▸ **What is expected**
In the answer, each entry below appears exactly as given, and no picture appears at all.

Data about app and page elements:
* * * * *

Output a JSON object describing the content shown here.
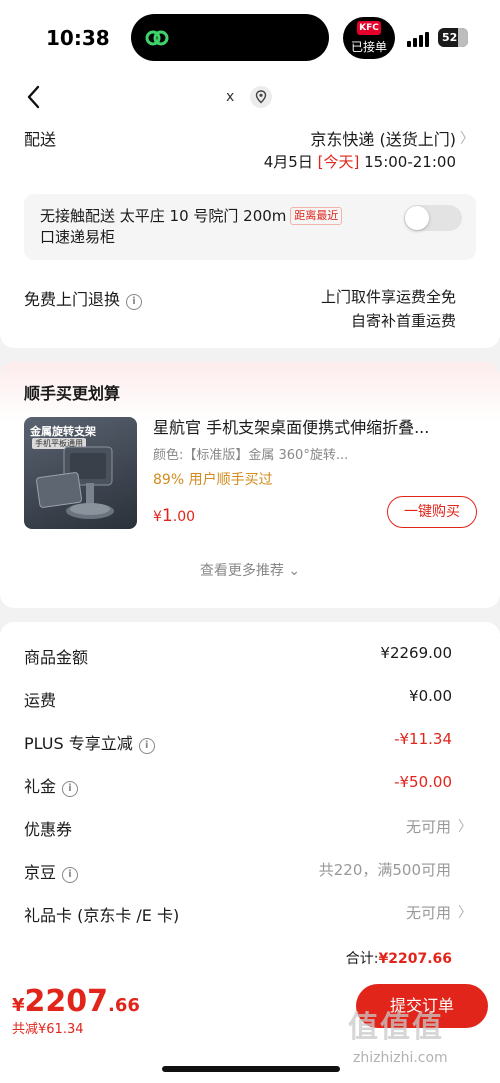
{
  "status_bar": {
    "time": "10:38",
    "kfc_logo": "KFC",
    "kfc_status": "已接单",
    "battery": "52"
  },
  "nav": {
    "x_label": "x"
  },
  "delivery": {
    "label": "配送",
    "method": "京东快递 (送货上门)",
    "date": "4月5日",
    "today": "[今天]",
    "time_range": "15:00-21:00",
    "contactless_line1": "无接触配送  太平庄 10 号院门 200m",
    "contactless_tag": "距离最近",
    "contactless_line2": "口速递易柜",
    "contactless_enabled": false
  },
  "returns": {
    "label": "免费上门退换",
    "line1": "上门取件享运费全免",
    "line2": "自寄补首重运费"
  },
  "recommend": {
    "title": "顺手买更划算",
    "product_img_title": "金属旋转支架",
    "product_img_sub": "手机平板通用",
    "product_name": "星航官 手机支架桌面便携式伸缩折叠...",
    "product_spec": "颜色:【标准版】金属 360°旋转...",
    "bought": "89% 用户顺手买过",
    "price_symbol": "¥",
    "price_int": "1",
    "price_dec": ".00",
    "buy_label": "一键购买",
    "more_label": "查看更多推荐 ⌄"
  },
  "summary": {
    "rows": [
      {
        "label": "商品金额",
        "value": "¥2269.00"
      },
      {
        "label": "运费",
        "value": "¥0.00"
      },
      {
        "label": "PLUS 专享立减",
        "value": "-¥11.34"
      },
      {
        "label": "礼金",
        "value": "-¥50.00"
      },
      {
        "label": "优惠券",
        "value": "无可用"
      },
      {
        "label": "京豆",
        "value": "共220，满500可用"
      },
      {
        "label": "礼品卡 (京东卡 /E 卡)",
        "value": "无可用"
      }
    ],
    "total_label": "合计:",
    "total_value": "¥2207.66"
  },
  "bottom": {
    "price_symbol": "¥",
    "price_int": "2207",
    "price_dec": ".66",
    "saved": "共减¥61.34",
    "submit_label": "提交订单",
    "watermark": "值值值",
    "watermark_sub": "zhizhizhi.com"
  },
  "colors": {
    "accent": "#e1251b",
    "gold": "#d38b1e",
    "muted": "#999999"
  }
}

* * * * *

▸ **Response to the task**
Output a JSON object describing the content shown here.
{
  "status_bar": {
    "time": "10:38",
    "kfc_logo": "KFC",
    "kfc_status": "已接单",
    "battery": "52"
  },
  "nav": {
    "x_label": "x"
  },
  "delivery": {
    "label": "配送",
    "method": "京东快递 (送货上门)",
    "date": "4月5日",
    "today": "[今天]",
    "time_range": "15:00-21:00",
    "contactless_line1": "无接触配送  太平庄 10 号院门 200m",
    "contactless_tag": "距离最近",
    "contactless_line2": "口速递易柜",
    "contactless_enabled": false
  },
  "returns": {
    "label": "免费上门退换",
    "line1": "上门取件享运费全免",
    "line2": "自寄补首重运费"
  },
  "recommend": {
    "title": "顺手买更划算",
    "product_img_title": "金属旋转支架",
    "product_img_sub": "手机平板通用",
    "product_name": "星航官 手机支架桌面便携式伸缩折叠...",
    "product_spec": "颜色:【标准版】金属 360°旋转...",
    "bought": "89% 用户顺手买过",
    "price_symbol": "¥",
    "price_int": "1",
    "price_dec": ".00",
    "buy_label": "一键购买",
    "more_label": "查看更多推荐 ⌄"
  },
  "summary": {
    "rows": [
      {
        "label": "商品金额",
        "value": "¥2269.00"
      },
      {
        "label": "运费",
        "value": "¥0.00"
      },
      {
        "label": "PLUS 专享立减",
        "value": "-¥11.34"
      },
      {
        "label": "礼金",
        "value": "-¥50.00"
      },
      {
        "label": "优惠券",
        "value": "无可用"
      },
      {
        "label": "京豆",
        "value": "共220，满500可用"
      },
      {
        "label": "礼品卡 (京东卡 /E 卡)",
        "value": "无可用"
      }
    ],
    "total_label": "合计:",
    "total_value": "¥2207.66"
  },
  "bottom": {
    "price_symbol": "¥",
    "price_int": "2207",
    "price_dec": ".66",
    "saved": "共减¥61.34",
    "submit_label": "提交订单",
    "watermark": "值值值",
    "watermark_sub": "zhizhizhi.com"
  },
  "colors": {
    "accent": "#e1251b",
    "gold": "#d38b1e",
    "muted": "#999999"
  }
}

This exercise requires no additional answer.